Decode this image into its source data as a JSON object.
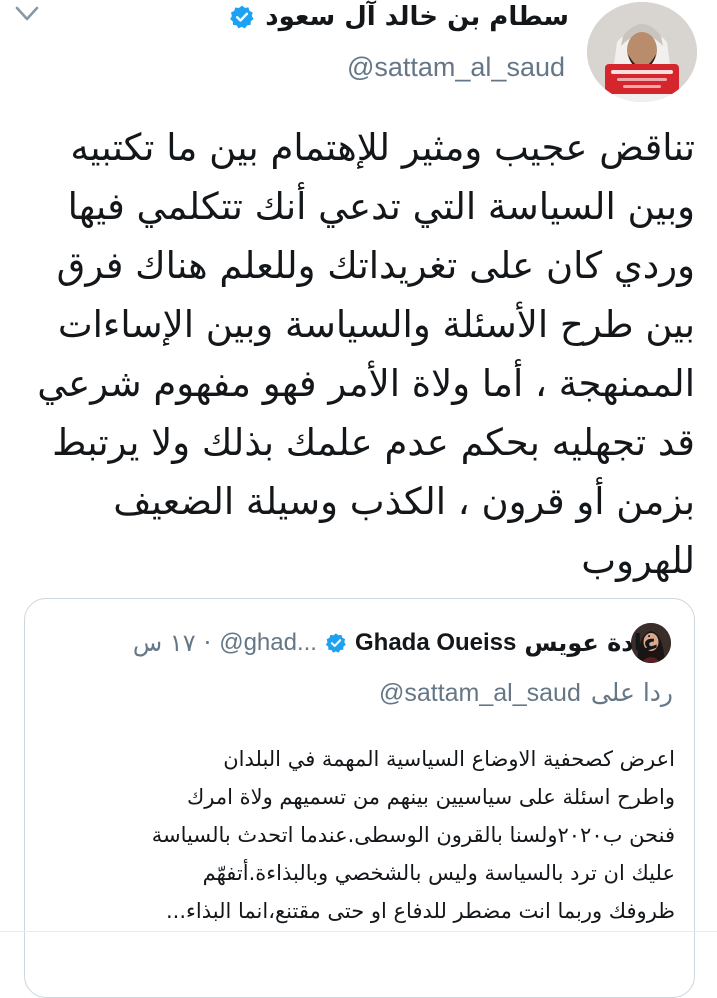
{
  "tweet": {
    "author": {
      "name": "سطام بن خالد آل سعود",
      "handle": "@sattam_al_saud",
      "verified": true
    },
    "text_lines": [
      "تناقض عجيب ومثير للإهتمام بين ما تكتبيه",
      "وبين السياسة التي تدعي أنك تتكلمي فيها",
      "وردي كان على تغريداتك وللعلم هناك فرق",
      "بين طرح الأسئلة والسياسة وبين الإساءات",
      "الممنهجة ، أما ولاة الأمر فهو مفهوم شرعي",
      "قد تجهليه بحكم عدم علمك بذلك ولا يرتبط",
      "بزمن أو قرون ، الكذب وسيلة الضعيف",
      "للهروب"
    ]
  },
  "quoted_tweet": {
    "name_ar": "غادة عويس",
    "name_en": "Ghada Oueiss",
    "verified": true,
    "handle": "@ghad...",
    "separator": "·",
    "time": "١٧ س",
    "reply_label": "ردا على",
    "reply_handle": "@sattam_al_saud",
    "text_lines": [
      "اعرض كصحفية الاوضاع السياسية المهمة في البلدان",
      "واطرح اسئلة على سياسيين بينهم من تسميهم ولاة امرك",
      "فنحن ب٢٠٢٠ولسنا بالقرون الوسطى.عندما اتحدث بالسياسة",
      "عليك ان ترد بالسياسة وليس بالشخصي وبالبذاءة.أتفهّم",
      "ظروفك وربما انت مضطر للدفاع او حتى مقتنع،انما البذاء..."
    ]
  },
  "icons": {
    "menu": "chevron-down-icon",
    "verified": "verified-badge-icon"
  },
  "colors": {
    "text_primary": "#14171a",
    "text_secondary": "#657786",
    "verified_blue": "#1da1f2",
    "border": "#ccd6dd"
  }
}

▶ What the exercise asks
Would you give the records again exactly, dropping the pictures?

▶ Response for this exercise
Decode this image into its source data as a JSON object.
{
  "tweet": {
    "author": {
      "name": "سطام بن خالد آل سعود",
      "handle": "@sattam_al_saud",
      "verified": true
    },
    "text_lines": [
      "تناقض عجيب ومثير للإهتمام بين ما تكتبيه",
      "وبين السياسة التي تدعي أنك تتكلمي فيها",
      "وردي كان على تغريداتك وللعلم هناك فرق",
      "بين طرح الأسئلة والسياسة وبين الإساءات",
      "الممنهجة ، أما ولاة الأمر فهو مفهوم شرعي",
      "قد تجهليه بحكم عدم علمك بذلك ولا يرتبط",
      "بزمن أو قرون ، الكذب وسيلة الضعيف",
      "للهروب"
    ]
  },
  "quoted_tweet": {
    "name_ar": "غادة عويس",
    "name_en": "Ghada Oueiss",
    "verified": true,
    "handle": "@ghad...",
    "separator": "·",
    "time": "١٧ س",
    "reply_label": "ردا على",
    "reply_handle": "@sattam_al_saud",
    "text_lines": [
      "اعرض كصحفية الاوضاع السياسية المهمة في البلدان",
      "واطرح اسئلة على سياسيين بينهم من تسميهم ولاة امرك",
      "فنحن ب٢٠٢٠ولسنا بالقرون الوسطى.عندما اتحدث بالسياسة",
      "عليك ان ترد بالسياسة وليس بالشخصي وبالبذاءة.أتفهّم",
      "ظروفك وربما انت مضطر للدفاع او حتى مقتنع،انما البذاء..."
    ]
  },
  "icons": {
    "menu": "chevron-down-icon",
    "verified": "verified-badge-icon"
  },
  "colors": {
    "text_primary": "#14171a",
    "text_secondary": "#657786",
    "verified_blue": "#1da1f2",
    "border": "#ccd6dd"
  }
}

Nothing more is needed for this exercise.